Start Memoirs of a dating dad

Memoirs of a dating dad

As soon as he could use a knife, he began to carve various objects, which were much admired by his playmates.

Her husband, George Pratt, a graduate of Yale University and a lawyer, was the son of the first Bela Lyon Pratt of East Weymouth, Massachusetts.

As Sarah Victoria held her infant boy, Bela Lyon Pratt, in her arms, it is doubtful she had any inkling that, by the turn of the century, he would already have carved out a strong artistic reputation for himself.

Bela Lyon Pratt was a quiet, unassuming family man.

According to all reports, he was renowned for his generosity, humor and kindness.

His early death on May 18th, 1917, at age 49, sealed shut the solid reputation he had built as a Beaux Arts, deeply American sculptor.

He had helped form and become a vital part of the Boston School of Art, but it had to move ahead without his shining light.

Although his sculptures reflected little of the more “modern” cubist school, the character of his pieces was always clearly American in their demeanor.

Pratt’s wife, Helen Lugarda Pray Pratt, also a fine sculptor herself, carefully preserved quantities of photographs of his works, numerous articles referring to his work, as well as historic letters and documents.

Neither exotic nor scandalous, Pratt’s life cannot be characterized as “titillating” as can be said of many of his contemporaries.

His death came at a time when the art scene was shifting away from European influence to a truly American School.

Most fortunately for us, she refrained from chucking his weekly personal hand-written letters, unselfconsciousness in their nature, which he had obligatorily written to his mother, Sarah Victoria Whittlesey Pratt over the years.
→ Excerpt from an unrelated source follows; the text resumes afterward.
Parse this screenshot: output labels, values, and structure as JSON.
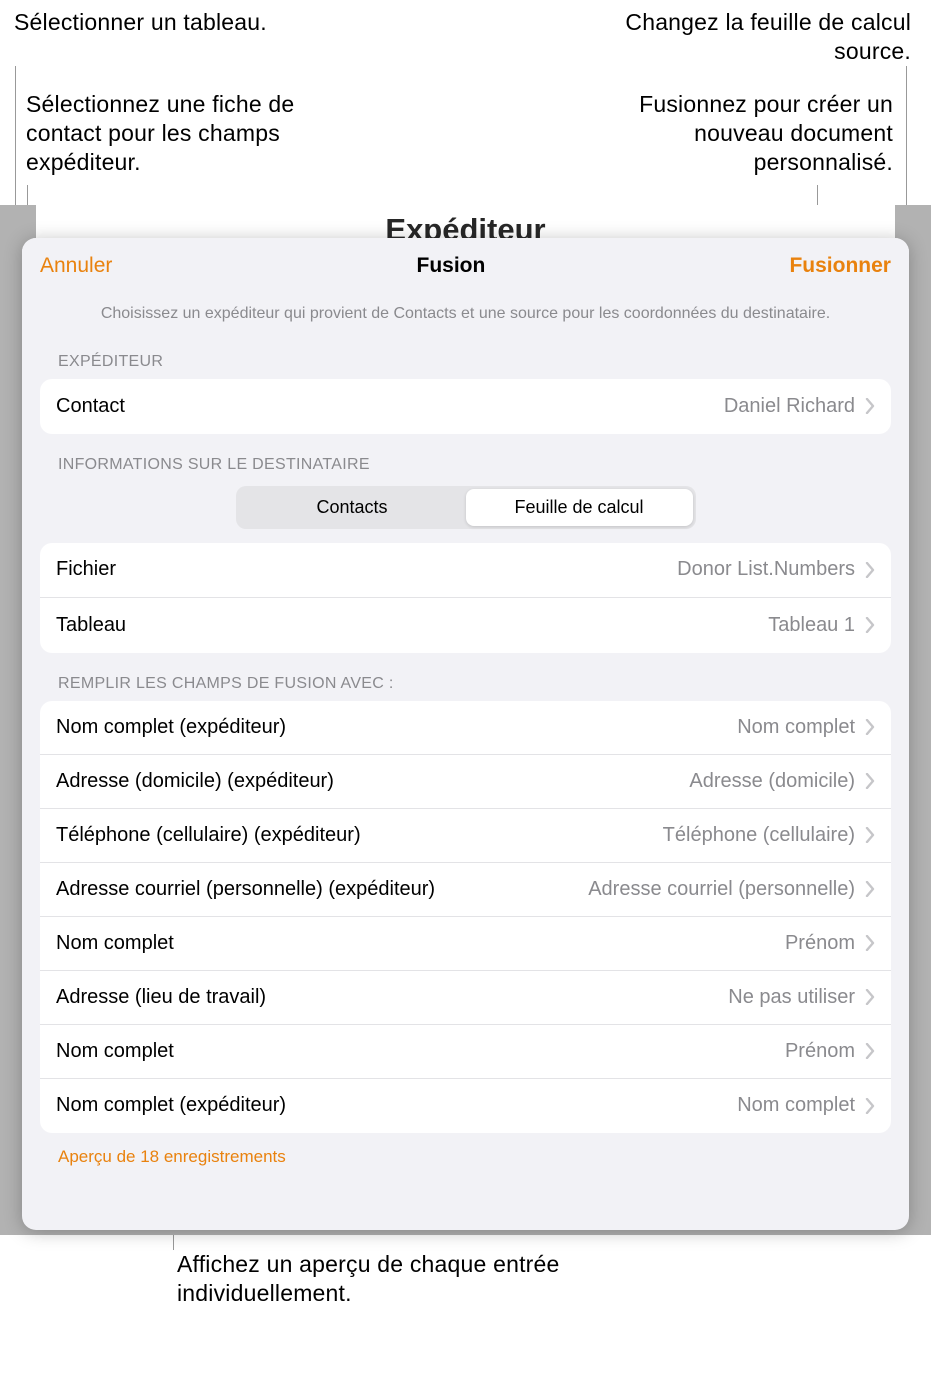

And finally, connect this amazing, unpretentious man to his works, all 180 of them!